Records contained in a dataset

+++++

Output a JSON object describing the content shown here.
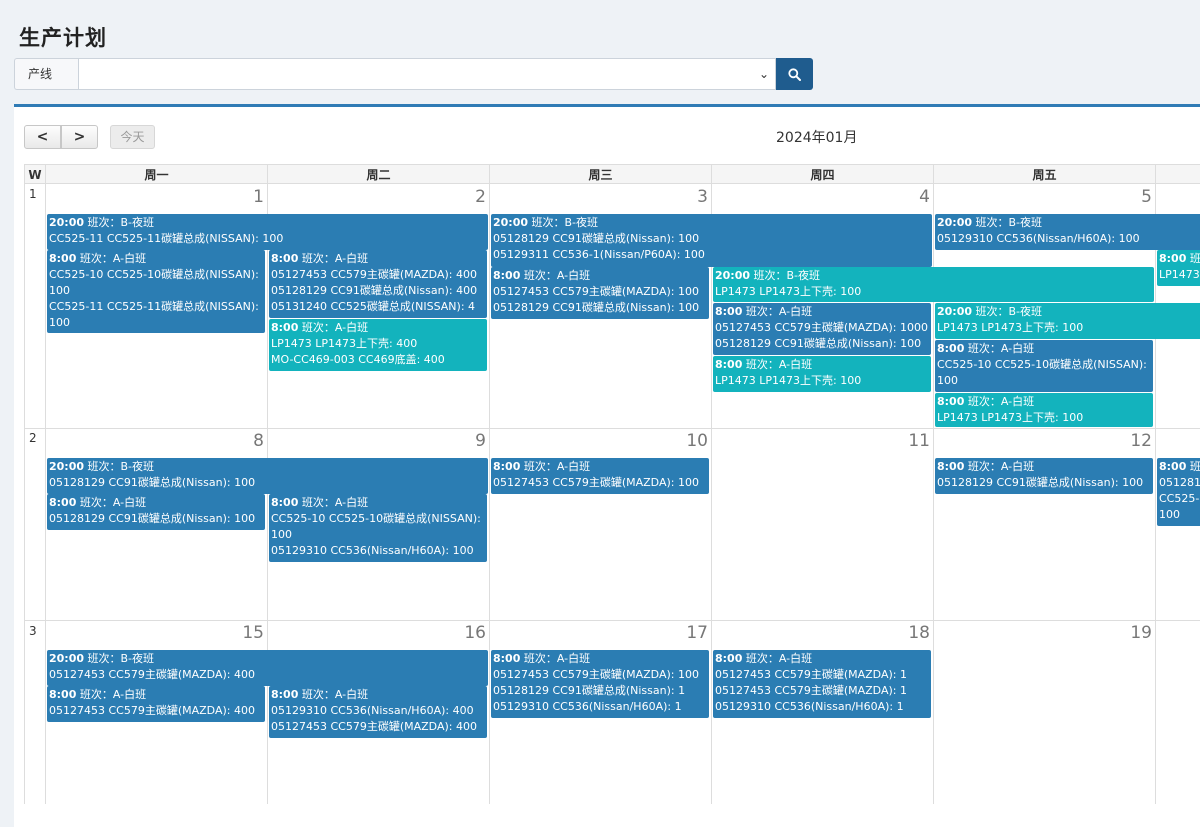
{
  "page": {
    "title": "生产计划"
  },
  "filter": {
    "label": "产线",
    "value": ""
  },
  "toolbar": {
    "prev": "<",
    "next": ">",
    "today": "今天",
    "month": "2024年01月"
  },
  "weekdays": [
    "W",
    "周一",
    "周二",
    "周三",
    "周四",
    "周五"
  ],
  "weeks": [
    {
      "week": "1",
      "days": [
        "1",
        "2",
        "3",
        "4",
        "5"
      ]
    },
    {
      "week": "2",
      "days": [
        "8",
        "9",
        "10",
        "11",
        "12"
      ]
    },
    {
      "week": "3",
      "days": [
        "15",
        "16",
        "17",
        "18",
        "19"
      ]
    }
  ],
  "events": [
    {
      "time": "20:00",
      "shift": " 班次：B-夜班",
      "color": "blue",
      "lines": [
        "CC525-11 CC525-11碳罐总成(NISSAN): 100"
      ]
    },
    {
      "time": "20:00",
      "shift": " 班次：B-夜班",
      "color": "blue",
      "lines": [
        "05128129 CC91碳罐总成(Nissan): 100",
        "05129311 CC536-1(Nissan/P60A): 100"
      ]
    },
    {
      "time": "20:00",
      "shift": " 班次：B-夜班",
      "color": "blue",
      "lines": [
        "05129310 CC536(Nissan/H60A): 100"
      ]
    },
    {
      "time": "8:00",
      "shift": " 班次：A-白班",
      "color": "blue",
      "lines": [
        "CC525-10 CC525-10碳罐总成(NISSAN):",
        "100",
        "CC525-11 CC525-11碳罐总成(NISSAN):",
        "100"
      ]
    },
    {
      "time": "8:00",
      "shift": " 班次：A-白班",
      "color": "blue",
      "lines": [
        "05127453 CC579主碳罐(MAZDA): 400",
        "05128129 CC91碳罐总成(Nissan): 400",
        "05131240 CC525碳罐总成(NISSAN): 4"
      ]
    },
    {
      "time": "8:00",
      "shift": " 班次：A-白班",
      "color": "blue",
      "lines": [
        "05127453 CC579主碳罐(MAZDA): 100",
        "05128129 CC91碳罐总成(Nissan): 100"
      ]
    },
    {
      "time": "20:00",
      "shift": " 班次：B-夜班",
      "color": "teal",
      "lines": [
        "LP1473 LP1473上下壳: 100"
      ]
    },
    {
      "time": "8:00",
      "shift": " 班次",
      "color": "teal",
      "lines": [
        "LP1473"
      ]
    },
    {
      "time": "8:00",
      "shift": " 班次：A-白班",
      "color": "teal",
      "lines": [
        "LP1473 LP1473上下壳: 400",
        "MO-CC469-003 CC469底盖: 400"
      ]
    },
    {
      "time": "8:00",
      "shift": " 班次：A-白班",
      "color": "blue",
      "lines": [
        "05127453 CC579主碳罐(MAZDA): 1000",
        "05128129 CC91碳罐总成(Nissan): 100"
      ]
    },
    {
      "time": "20:00",
      "shift": " 班次：B-夜班",
      "color": "teal",
      "lines": [
        "LP1473 LP1473上下壳: 100"
      ]
    },
    {
      "time": "8:00",
      "shift": " 班次：A-白班",
      "color": "blue",
      "lines": [
        "CC525-10 CC525-10碳罐总成(NISSAN):",
        "100"
      ]
    },
    {
      "time": "8:00",
      "shift": " 班次：A-白班",
      "color": "teal",
      "lines": [
        "LP1473 LP1473上下壳: 100"
      ]
    },
    {
      "time": "8:00",
      "shift": " 班次：A-白班",
      "color": "teal",
      "lines": [
        "LP1473 LP1473上下壳: 100"
      ]
    },
    {
      "time": "20:00",
      "shift": " 班次：B-夜班",
      "color": "blue",
      "lines": [
        "05128129 CC91碳罐总成(Nissan): 100"
      ]
    },
    {
      "time": "8:00",
      "shift": " 班次：A-白班",
      "color": "blue",
      "lines": [
        "05127453 CC579主碳罐(MAZDA): 100"
      ]
    },
    {
      "time": "8:00",
      "shift": " 班次：A-白班",
      "color": "blue",
      "lines": [
        "05128129 CC91碳罐总成(Nissan): 100"
      ]
    },
    {
      "time": "8:00",
      "shift": " 班次",
      "color": "blue",
      "lines": [
        "051281",
        "CC525-",
        "100"
      ]
    },
    {
      "time": "8:00",
      "shift": " 班次：A-白班",
      "color": "blue",
      "lines": [
        "05128129 CC91碳罐总成(Nissan): 100"
      ]
    },
    {
      "time": "8:00",
      "shift": " 班次：A-白班",
      "color": "blue",
      "lines": [
        "CC525-10 CC525-10碳罐总成(NISSAN):",
        "100",
        "05129310 CC536(Nissan/H60A): 100"
      ]
    },
    {
      "time": "20:00",
      "shift": " 班次：B-夜班",
      "color": "blue",
      "lines": [
        "05127453 CC579主碳罐(MAZDA): 400"
      ]
    },
    {
      "time": "8:00",
      "shift": " 班次：A-白班",
      "color": "blue",
      "lines": [
        "05127453 CC579主碳罐(MAZDA): 100",
        "05128129 CC91碳罐总成(Nissan): 1",
        "05129310 CC536(Nissan/H60A): 1"
      ]
    },
    {
      "time": "8:00",
      "shift": " 班次：A-白班",
      "color": "blue",
      "lines": [
        "05127453 CC579主碳罐(MAZDA): 1",
        "05127453 CC579主碳罐(MAZDA): 1",
        "05129310 CC536(Nissan/H60A): 1"
      ]
    },
    {
      "time": "8:00",
      "shift": " 班次：A-白班",
      "color": "blue",
      "lines": [
        "05127453 CC579主碳罐(MAZDA): 400"
      ]
    },
    {
      "time": "8:00",
      "shift": " 班次：A-白班",
      "color": "blue",
      "lines": [
        "05129310 CC536(Nissan/H60A): 400",
        "05127453 CC579主碳罐(MAZDA): 400"
      ]
    }
  ]
}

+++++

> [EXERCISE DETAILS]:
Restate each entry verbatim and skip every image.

> [THE COMPLETED TASK]:
Output a JSON object describing the content shown here.
{
  "page": {
    "title": "生产计划"
  },
  "filter": {
    "label": "产线",
    "value": ""
  },
  "toolbar": {
    "prev": "<",
    "next": ">",
    "today": "今天",
    "month": "2024年01月"
  },
  "weekdays": [
    "W",
    "周一",
    "周二",
    "周三",
    "周四",
    "周五"
  ],
  "weeks": [
    {
      "week": "1",
      "days": [
        "1",
        "2",
        "3",
        "4",
        "5"
      ]
    },
    {
      "week": "2",
      "days": [
        "8",
        "9",
        "10",
        "11",
        "12"
      ]
    },
    {
      "week": "3",
      "days": [
        "15",
        "16",
        "17",
        "18",
        "19"
      ]
    }
  ],
  "events": [
    {
      "time": "20:00",
      "shift": " 班次：B-夜班",
      "color": "blue",
      "lines": [
        "CC525-11 CC525-11碳罐总成(NISSAN): 100"
      ]
    },
    {
      "time": "20:00",
      "shift": " 班次：B-夜班",
      "color": "blue",
      "lines": [
        "05128129 CC91碳罐总成(Nissan): 100",
        "05129311 CC536-1(Nissan/P60A): 100"
      ]
    },
    {
      "time": "20:00",
      "shift": " 班次：B-夜班",
      "color": "blue",
      "lines": [
        "05129310 CC536(Nissan/H60A): 100"
      ]
    },
    {
      "time": "8:00",
      "shift": " 班次：A-白班",
      "color": "blue",
      "lines": [
        "CC525-10 CC525-10碳罐总成(NISSAN):",
        "100",
        "CC525-11 CC525-11碳罐总成(NISSAN):",
        "100"
      ]
    },
    {
      "time": "8:00",
      "shift": " 班次：A-白班",
      "color": "blue",
      "lines": [
        "05127453 CC579主碳罐(MAZDA): 400",
        "05128129 CC91碳罐总成(Nissan): 400",
        "05131240 CC525碳罐总成(NISSAN): 4"
      ]
    },
    {
      "time": "8:00",
      "shift": " 班次：A-白班",
      "color": "blue",
      "lines": [
        "05127453 CC579主碳罐(MAZDA): 100",
        "05128129 CC91碳罐总成(Nissan): 100"
      ]
    },
    {
      "time": "20:00",
      "shift": " 班次：B-夜班",
      "color": "teal",
      "lines": [
        "LP1473 LP1473上下壳: 100"
      ]
    },
    {
      "time": "8:00",
      "shift": " 班次",
      "color": "teal",
      "lines": [
        "LP1473"
      ]
    },
    {
      "time": "8:00",
      "shift": " 班次：A-白班",
      "color": "teal",
      "lines": [
        "LP1473 LP1473上下壳: 400",
        "MO-CC469-003 CC469底盖: 400"
      ]
    },
    {
      "time": "8:00",
      "shift": " 班次：A-白班",
      "color": "blue",
      "lines": [
        "05127453 CC579主碳罐(MAZDA): 1000",
        "05128129 CC91碳罐总成(Nissan): 100"
      ]
    },
    {
      "time": "20:00",
      "shift": " 班次：B-夜班",
      "color": "teal",
      "lines": [
        "LP1473 LP1473上下壳: 100"
      ]
    },
    {
      "time": "8:00",
      "shift": " 班次：A-白班",
      "color": "blue",
      "lines": [
        "CC525-10 CC525-10碳罐总成(NISSAN):",
        "100"
      ]
    },
    {
      "time": "8:00",
      "shift": " 班次：A-白班",
      "color": "teal",
      "lines": [
        "LP1473 LP1473上下壳: 100"
      ]
    },
    {
      "time": "8:00",
      "shift": " 班次：A-白班",
      "color": "teal",
      "lines": [
        "LP1473 LP1473上下壳: 100"
      ]
    },
    {
      "time": "20:00",
      "shift": " 班次：B-夜班",
      "color": "blue",
      "lines": [
        "05128129 CC91碳罐总成(Nissan): 100"
      ]
    },
    {
      "time": "8:00",
      "shift": " 班次：A-白班",
      "color": "blue",
      "lines": [
        "05127453 CC579主碳罐(MAZDA): 100"
      ]
    },
    {
      "time": "8:00",
      "shift": " 班次：A-白班",
      "color": "blue",
      "lines": [
        "05128129 CC91碳罐总成(Nissan): 100"
      ]
    },
    {
      "time": "8:00",
      "shift": " 班次",
      "color": "blue",
      "lines": [
        "051281",
        "CC525-",
        "100"
      ]
    },
    {
      "time": "8:00",
      "shift": " 班次：A-白班",
      "color": "blue",
      "lines": [
        "05128129 CC91碳罐总成(Nissan): 100"
      ]
    },
    {
      "time": "8:00",
      "shift": " 班次：A-白班",
      "color": "blue",
      "lines": [
        "CC525-10 CC525-10碳罐总成(NISSAN):",
        "100",
        "05129310 CC536(Nissan/H60A): 100"
      ]
    },
    {
      "time": "20:00",
      "shift": " 班次：B-夜班",
      "color": "blue",
      "lines": [
        "05127453 CC579主碳罐(MAZDA): 400"
      ]
    },
    {
      "time": "8:00",
      "shift": " 班次：A-白班",
      "color": "blue",
      "lines": [
        "05127453 CC579主碳罐(MAZDA): 100",
        "05128129 CC91碳罐总成(Nissan): 1",
        "05129310 CC536(Nissan/H60A): 1"
      ]
    },
    {
      "time": "8:00",
      "shift": " 班次：A-白班",
      "color": "blue",
      "lines": [
        "05127453 CC579主碳罐(MAZDA): 1",
        "05127453 CC579主碳罐(MAZDA): 1",
        "05129310 CC536(Nissan/H60A): 1"
      ]
    },
    {
      "time": "8:00",
      "shift": " 班次：A-白班",
      "color": "blue",
      "lines": [
        "05127453 CC579主碳罐(MAZDA): 400"
      ]
    },
    {
      "time": "8:00",
      "shift": " 班次：A-白班",
      "color": "blue",
      "lines": [
        "05129310 CC536(Nissan/H60A): 400",
        "05127453 CC579主碳罐(MAZDA): 400"
      ]
    }
  ]
}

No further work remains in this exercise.